**Exercise prompt**
Which of the lines in the data below contain the string "time"? Copy each of them.

**Available data**
━━━━━━

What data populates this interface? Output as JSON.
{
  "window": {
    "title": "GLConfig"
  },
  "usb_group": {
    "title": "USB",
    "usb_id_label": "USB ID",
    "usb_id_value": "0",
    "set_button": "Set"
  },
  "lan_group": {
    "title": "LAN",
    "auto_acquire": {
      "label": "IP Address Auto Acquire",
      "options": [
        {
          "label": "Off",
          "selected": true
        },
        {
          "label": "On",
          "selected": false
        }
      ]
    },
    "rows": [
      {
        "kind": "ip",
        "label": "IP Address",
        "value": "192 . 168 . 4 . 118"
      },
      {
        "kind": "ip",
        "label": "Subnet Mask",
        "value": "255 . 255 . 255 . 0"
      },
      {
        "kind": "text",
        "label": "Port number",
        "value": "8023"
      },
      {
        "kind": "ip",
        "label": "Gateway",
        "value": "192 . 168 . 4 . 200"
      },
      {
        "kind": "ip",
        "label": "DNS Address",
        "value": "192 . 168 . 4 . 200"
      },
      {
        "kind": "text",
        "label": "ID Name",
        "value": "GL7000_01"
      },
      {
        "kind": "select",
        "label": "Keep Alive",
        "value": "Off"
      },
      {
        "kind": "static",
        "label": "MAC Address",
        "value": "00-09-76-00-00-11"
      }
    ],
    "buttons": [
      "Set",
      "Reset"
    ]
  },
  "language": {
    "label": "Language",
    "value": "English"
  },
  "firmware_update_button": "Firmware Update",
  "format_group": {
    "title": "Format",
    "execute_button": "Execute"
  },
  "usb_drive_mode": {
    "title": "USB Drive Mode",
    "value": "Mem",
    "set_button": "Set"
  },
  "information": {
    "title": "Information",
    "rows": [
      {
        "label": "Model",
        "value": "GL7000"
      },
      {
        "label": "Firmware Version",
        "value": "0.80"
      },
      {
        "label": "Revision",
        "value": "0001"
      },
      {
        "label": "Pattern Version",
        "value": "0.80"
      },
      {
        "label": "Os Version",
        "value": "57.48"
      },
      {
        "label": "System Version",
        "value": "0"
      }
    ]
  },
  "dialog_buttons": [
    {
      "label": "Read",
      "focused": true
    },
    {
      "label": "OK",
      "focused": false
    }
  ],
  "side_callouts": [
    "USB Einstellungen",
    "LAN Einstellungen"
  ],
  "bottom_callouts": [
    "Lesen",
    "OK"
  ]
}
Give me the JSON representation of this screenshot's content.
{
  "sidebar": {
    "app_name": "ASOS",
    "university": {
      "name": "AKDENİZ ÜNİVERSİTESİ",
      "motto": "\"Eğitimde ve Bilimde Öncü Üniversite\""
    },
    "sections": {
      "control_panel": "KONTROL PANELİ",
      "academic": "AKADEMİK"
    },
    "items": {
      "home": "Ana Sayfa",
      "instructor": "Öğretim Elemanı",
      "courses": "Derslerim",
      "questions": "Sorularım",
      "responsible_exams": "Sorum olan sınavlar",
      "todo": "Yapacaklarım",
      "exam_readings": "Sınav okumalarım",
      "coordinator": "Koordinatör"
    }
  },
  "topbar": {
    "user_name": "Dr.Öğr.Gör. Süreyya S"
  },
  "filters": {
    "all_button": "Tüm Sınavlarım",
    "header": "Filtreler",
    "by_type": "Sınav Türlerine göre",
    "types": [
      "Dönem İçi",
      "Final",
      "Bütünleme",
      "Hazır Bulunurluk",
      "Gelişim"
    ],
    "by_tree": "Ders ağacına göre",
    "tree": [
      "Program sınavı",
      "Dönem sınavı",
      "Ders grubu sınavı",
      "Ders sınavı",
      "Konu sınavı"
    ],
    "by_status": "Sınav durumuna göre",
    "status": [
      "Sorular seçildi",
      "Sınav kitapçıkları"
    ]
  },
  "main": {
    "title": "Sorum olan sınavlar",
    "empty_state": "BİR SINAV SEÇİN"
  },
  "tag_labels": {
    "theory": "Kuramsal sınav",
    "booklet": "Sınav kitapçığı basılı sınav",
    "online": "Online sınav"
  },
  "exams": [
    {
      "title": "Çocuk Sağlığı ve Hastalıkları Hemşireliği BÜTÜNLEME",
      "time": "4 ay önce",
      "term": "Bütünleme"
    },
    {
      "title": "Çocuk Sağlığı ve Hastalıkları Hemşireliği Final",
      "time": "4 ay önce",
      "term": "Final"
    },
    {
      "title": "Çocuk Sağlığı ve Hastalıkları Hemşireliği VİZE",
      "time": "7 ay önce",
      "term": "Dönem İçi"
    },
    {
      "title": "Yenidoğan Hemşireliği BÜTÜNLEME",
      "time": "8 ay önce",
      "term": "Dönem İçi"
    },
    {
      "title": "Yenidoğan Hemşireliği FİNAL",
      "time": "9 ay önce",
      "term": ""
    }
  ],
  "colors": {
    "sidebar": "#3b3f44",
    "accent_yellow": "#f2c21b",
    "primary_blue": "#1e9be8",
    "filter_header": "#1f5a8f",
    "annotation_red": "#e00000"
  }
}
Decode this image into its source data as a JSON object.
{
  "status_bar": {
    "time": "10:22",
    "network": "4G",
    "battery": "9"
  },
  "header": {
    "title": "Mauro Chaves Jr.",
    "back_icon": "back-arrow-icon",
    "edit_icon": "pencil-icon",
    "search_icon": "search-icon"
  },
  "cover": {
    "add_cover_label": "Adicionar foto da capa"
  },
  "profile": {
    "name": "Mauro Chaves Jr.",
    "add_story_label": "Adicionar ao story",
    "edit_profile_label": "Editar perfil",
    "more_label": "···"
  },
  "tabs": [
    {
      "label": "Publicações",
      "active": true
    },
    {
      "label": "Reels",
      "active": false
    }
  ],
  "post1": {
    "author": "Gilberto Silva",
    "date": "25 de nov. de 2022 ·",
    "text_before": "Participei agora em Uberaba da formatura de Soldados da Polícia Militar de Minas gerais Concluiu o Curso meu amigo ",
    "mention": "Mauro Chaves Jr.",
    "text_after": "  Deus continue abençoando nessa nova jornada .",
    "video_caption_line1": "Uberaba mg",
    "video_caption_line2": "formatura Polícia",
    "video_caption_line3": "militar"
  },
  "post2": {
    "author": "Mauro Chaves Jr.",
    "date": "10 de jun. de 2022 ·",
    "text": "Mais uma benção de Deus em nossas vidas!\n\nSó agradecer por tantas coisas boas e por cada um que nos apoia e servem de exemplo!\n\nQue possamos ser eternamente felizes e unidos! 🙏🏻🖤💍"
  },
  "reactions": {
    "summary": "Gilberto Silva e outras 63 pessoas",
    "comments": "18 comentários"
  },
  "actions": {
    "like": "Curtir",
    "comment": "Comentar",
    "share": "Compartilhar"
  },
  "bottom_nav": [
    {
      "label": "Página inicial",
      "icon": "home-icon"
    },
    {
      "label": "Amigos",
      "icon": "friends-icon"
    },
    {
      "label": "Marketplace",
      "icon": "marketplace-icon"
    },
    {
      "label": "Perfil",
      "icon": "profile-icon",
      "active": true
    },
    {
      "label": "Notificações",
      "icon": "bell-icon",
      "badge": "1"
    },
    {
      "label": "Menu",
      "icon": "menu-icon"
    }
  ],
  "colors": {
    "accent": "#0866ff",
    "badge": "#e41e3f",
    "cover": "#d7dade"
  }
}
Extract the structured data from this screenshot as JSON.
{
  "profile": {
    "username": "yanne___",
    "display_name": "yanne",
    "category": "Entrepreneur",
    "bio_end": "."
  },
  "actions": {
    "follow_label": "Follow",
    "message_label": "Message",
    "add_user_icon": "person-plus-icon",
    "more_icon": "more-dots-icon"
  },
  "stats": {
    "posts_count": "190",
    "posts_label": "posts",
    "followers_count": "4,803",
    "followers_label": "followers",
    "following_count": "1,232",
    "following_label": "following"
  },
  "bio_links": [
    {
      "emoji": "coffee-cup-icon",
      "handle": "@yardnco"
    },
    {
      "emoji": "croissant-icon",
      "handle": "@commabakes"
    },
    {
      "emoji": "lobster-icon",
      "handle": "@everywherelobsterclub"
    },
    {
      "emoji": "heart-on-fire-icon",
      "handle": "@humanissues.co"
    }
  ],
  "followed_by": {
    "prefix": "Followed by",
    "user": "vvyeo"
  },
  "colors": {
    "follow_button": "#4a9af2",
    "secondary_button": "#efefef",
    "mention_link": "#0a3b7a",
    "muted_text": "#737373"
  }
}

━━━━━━

**Written solution**
      "time": "4 ay önce",
      "time": "4 ay önce",
      "time": "7 ay önce",
      "time": "8 ay önce",
      "time": "9 ay önce",
    "time": "10:22",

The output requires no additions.